by Dinita L. James
Gonzalez Law, LLC
Cross-posted from HrHero.com
The second of four annual increases in Arizona’s minimum wage kicked in at midnight on January 1, 2018, boosting the base rate from $10 to $10.50. Voters gave themselves the raise and paid sick time when they adopted Proposition 206, the Fair Wages and Healthy Families Act, in November 2016.
Flagstaff voters claimed an even bigger raise for themselves, with the minimum wage in the High Country city rising to $11 per hour on January 1. It increased to $10.50 on July 1, 2017.

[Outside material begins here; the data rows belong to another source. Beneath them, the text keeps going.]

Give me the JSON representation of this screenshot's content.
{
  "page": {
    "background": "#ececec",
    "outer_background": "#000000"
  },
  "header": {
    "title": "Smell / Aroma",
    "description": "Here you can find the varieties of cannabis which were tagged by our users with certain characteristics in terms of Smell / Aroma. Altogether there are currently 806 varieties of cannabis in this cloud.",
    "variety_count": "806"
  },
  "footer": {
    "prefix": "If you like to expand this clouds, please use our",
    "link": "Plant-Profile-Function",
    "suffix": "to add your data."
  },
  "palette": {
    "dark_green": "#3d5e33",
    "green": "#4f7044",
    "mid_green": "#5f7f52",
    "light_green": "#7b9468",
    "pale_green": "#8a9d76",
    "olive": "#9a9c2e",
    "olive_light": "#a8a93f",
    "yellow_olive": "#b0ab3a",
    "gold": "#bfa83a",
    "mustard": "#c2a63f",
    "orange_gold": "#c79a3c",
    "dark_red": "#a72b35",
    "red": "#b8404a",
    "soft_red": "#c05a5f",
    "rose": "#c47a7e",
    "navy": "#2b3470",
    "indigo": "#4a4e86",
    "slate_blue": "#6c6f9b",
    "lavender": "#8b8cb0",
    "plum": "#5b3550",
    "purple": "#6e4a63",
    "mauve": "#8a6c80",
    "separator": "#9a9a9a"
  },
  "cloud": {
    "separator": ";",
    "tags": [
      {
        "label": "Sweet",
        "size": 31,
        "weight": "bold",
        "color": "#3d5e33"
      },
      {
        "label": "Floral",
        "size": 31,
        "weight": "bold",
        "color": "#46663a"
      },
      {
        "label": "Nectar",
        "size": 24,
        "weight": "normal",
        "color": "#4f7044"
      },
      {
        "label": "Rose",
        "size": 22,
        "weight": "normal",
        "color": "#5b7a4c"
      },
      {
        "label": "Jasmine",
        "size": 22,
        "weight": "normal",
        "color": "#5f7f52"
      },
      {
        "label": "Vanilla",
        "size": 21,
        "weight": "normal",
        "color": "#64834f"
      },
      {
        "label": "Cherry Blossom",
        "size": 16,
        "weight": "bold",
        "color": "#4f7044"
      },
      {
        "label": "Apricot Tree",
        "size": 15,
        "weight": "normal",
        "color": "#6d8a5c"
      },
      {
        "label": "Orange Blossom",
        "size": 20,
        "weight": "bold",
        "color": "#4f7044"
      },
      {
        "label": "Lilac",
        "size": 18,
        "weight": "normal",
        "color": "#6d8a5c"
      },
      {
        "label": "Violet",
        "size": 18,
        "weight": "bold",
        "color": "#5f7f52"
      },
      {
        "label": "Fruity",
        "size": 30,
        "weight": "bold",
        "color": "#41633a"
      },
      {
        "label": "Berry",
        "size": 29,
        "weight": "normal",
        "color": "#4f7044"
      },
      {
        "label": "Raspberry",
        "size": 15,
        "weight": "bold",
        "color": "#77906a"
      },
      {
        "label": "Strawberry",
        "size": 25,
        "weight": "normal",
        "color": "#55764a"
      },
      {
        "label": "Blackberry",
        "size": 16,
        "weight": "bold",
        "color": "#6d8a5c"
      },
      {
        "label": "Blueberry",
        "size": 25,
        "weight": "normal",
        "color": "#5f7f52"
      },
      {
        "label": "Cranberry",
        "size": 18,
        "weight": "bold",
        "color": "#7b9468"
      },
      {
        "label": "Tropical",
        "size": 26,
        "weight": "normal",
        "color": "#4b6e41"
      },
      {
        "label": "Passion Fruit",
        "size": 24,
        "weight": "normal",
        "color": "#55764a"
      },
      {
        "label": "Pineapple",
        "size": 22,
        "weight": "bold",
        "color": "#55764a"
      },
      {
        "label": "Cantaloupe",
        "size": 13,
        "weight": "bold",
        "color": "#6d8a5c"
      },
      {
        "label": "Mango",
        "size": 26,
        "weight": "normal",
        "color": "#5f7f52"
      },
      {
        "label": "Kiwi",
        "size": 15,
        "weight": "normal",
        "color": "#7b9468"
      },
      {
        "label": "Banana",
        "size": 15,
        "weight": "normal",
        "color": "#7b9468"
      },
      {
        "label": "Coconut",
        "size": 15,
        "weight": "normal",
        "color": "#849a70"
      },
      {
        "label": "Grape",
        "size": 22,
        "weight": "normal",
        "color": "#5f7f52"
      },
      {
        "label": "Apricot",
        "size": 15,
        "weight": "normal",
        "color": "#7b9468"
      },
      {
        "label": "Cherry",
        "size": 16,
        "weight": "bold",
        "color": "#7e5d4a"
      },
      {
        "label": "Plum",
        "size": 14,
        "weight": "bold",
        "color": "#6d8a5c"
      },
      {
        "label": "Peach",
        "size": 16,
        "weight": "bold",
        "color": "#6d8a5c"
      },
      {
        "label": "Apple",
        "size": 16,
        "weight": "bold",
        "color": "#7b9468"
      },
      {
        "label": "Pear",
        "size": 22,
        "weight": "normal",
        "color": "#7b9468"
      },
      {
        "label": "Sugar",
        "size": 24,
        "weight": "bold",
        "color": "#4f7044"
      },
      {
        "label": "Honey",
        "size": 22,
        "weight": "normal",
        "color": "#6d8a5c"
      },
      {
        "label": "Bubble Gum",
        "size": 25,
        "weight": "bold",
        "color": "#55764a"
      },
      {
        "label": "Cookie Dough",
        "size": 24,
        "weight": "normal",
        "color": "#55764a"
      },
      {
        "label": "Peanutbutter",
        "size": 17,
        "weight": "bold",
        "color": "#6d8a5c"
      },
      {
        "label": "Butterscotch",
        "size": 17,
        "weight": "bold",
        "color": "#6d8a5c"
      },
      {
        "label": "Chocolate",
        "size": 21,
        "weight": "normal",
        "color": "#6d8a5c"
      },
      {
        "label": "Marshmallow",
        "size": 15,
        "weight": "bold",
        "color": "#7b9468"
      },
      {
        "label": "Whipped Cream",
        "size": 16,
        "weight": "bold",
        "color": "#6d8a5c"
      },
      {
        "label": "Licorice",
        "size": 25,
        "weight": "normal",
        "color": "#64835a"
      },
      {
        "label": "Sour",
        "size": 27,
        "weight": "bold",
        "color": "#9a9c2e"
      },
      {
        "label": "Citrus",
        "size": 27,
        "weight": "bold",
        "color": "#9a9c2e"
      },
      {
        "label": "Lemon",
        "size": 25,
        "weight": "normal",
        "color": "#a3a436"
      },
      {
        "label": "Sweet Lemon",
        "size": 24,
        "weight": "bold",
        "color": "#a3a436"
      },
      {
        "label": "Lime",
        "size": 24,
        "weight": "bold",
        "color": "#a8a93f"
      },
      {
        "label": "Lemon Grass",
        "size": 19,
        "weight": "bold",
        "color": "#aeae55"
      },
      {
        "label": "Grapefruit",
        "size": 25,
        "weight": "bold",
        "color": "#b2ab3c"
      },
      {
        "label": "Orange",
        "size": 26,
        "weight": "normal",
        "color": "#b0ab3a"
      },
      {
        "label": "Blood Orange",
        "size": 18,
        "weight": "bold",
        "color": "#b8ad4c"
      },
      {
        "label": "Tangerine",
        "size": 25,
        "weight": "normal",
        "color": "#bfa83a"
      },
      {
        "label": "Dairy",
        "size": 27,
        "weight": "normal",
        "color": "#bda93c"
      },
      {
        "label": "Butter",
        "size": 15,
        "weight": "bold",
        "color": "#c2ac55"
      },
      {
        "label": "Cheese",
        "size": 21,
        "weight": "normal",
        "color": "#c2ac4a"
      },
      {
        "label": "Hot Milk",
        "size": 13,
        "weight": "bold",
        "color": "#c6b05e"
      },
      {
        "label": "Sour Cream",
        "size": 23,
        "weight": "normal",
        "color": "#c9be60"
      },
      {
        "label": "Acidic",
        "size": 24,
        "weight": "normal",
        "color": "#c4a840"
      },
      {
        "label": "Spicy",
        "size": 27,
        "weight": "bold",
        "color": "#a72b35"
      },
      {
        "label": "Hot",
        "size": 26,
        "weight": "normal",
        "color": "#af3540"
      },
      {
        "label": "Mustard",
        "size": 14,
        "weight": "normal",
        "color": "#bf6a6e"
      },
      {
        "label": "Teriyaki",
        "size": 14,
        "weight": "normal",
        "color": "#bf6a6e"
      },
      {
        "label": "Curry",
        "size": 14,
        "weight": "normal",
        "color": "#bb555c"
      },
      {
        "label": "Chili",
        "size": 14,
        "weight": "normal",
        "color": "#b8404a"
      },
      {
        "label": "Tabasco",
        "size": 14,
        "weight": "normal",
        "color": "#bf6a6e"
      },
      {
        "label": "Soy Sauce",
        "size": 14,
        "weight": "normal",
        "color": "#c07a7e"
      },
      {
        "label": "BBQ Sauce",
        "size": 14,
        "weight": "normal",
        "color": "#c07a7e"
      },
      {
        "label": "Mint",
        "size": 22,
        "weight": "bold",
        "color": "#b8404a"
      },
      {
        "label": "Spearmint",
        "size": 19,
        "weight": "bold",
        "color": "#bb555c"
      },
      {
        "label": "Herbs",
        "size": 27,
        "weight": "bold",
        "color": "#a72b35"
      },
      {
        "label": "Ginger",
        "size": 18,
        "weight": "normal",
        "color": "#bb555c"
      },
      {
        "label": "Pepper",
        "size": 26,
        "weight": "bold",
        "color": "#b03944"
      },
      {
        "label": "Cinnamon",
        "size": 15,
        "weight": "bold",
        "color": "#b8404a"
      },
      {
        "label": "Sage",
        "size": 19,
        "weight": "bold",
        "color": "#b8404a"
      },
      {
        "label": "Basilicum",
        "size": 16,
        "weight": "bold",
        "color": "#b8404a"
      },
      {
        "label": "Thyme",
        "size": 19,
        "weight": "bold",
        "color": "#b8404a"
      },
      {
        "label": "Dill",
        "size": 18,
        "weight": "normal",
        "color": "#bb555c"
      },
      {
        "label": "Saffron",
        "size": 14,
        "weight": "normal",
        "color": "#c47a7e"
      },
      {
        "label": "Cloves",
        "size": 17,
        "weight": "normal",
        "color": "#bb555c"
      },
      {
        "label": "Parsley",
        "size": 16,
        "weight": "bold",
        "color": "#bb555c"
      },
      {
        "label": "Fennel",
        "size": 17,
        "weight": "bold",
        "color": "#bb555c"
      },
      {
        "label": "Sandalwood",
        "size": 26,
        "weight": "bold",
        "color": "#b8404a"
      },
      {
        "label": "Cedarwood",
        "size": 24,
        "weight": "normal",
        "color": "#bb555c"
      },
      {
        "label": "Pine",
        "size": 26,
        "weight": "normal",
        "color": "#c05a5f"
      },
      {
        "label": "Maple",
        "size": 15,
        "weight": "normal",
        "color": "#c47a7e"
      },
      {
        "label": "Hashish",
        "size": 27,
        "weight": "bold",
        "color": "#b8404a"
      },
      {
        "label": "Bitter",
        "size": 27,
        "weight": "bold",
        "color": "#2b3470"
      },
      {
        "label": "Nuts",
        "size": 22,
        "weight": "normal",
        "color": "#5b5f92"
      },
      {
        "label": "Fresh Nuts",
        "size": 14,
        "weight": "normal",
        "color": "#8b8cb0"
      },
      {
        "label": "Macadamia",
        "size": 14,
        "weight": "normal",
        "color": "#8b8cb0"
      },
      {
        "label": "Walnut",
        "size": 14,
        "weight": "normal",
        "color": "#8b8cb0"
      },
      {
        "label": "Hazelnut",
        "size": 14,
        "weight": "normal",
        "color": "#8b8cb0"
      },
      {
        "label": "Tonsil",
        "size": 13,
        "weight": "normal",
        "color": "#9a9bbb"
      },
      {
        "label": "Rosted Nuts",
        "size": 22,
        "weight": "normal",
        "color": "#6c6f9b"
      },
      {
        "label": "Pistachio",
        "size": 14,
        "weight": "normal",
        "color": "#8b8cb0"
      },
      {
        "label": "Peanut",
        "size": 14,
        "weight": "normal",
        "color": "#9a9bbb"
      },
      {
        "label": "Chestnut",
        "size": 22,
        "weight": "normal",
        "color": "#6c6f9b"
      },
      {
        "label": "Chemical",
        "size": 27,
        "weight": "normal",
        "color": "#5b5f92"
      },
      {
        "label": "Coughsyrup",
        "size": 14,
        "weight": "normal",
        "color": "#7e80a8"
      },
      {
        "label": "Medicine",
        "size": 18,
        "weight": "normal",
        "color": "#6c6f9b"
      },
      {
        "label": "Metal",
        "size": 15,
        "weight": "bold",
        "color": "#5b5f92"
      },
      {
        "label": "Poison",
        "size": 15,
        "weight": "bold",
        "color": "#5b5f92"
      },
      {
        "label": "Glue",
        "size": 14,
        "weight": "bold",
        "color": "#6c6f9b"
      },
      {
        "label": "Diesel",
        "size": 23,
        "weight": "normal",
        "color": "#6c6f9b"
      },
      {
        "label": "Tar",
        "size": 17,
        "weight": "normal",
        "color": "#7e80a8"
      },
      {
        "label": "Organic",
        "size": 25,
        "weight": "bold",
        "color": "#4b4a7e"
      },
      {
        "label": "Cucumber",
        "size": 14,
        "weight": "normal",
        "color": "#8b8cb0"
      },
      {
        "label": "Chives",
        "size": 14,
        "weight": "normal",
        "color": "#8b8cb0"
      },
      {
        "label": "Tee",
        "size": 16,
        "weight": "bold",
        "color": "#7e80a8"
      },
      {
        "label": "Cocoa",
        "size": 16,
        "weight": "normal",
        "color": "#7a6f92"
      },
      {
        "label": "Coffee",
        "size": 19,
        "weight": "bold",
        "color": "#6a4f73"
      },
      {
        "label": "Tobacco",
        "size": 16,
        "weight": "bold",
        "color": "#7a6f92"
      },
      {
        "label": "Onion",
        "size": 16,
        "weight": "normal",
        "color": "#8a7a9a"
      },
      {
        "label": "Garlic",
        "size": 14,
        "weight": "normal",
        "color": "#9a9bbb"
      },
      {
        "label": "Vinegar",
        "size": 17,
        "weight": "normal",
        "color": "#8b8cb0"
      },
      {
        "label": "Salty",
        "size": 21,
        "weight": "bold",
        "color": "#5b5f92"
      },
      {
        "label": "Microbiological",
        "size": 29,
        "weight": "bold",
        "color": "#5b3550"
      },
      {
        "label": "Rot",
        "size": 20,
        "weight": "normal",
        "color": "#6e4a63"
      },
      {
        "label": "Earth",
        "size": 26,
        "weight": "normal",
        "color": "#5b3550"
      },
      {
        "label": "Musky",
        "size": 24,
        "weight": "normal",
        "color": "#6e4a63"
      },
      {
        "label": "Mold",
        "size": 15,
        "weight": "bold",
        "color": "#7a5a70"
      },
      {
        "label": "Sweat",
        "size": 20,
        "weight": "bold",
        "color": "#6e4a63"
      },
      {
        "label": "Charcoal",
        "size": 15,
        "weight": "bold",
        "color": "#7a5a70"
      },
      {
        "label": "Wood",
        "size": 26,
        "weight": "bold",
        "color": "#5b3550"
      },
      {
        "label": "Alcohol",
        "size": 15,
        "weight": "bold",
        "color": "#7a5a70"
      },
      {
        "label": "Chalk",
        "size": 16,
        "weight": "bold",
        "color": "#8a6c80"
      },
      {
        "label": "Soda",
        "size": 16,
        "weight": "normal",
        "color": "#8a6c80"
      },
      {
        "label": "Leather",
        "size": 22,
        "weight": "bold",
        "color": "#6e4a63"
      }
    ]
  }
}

Minimum wage hikes are locked in for at least the next two years, with the Arizona rate scheduled to rise to $11 in 2019 and $12 in 2020 and the Flagstaff rate scheduled to increase to $12 in 2019 and $13 in 2020. In 2021, Flagstaff’s minimum wage will climb to $15 per hour, while the statewide minimum rate will resume being adjusted annually based on an inflation index.
Opponents of the voter initiative argued it was a job killer. So far, however, Arizona’s employment data do not bear that out. The state unemployment rate was 4.3% in November 2017, the most recent data available. By comparison, the state’s unemployment rate was 5% in November 2016.
Over the same period, the national unemployment rate fell as well, but the drop was two-tenths of a percentage point less, from 4.6% in November 2016 to 4.1% in November 2017. The federal minimum wage remains at $7.25, unchanged since 2009.
Here’s another indicator: WalletHub.com just released an analysis of the best cities for finding a job, and four Arizona cities were in the personal finance website’s top five. Chandler and Scottsdale were number one and two, while Peoria and Gilbert were number four and five. Breaking up the Arizona block at the top was San Francisco at number three. The website compared more than 180 U.S. cities—the largest 150 by population plus the two largest in each state—across 26 key indicators of job-market strength, including job opportunities, employment growth, and average monthly starting salary.
Notably, Flagstaff is too small to be included in the analysis. The lack of snow reportedly is hurting the city’s winter tourism business just as the third minimum wage increase in a year becomes effective in the city’s boundaries.
Dinita L. James, a partner in the Arizona law firm Gonzalez Law, LLC, is the editor of Arizona Employment Law Letter. You can reach her at email@example.com or 480-565-6400.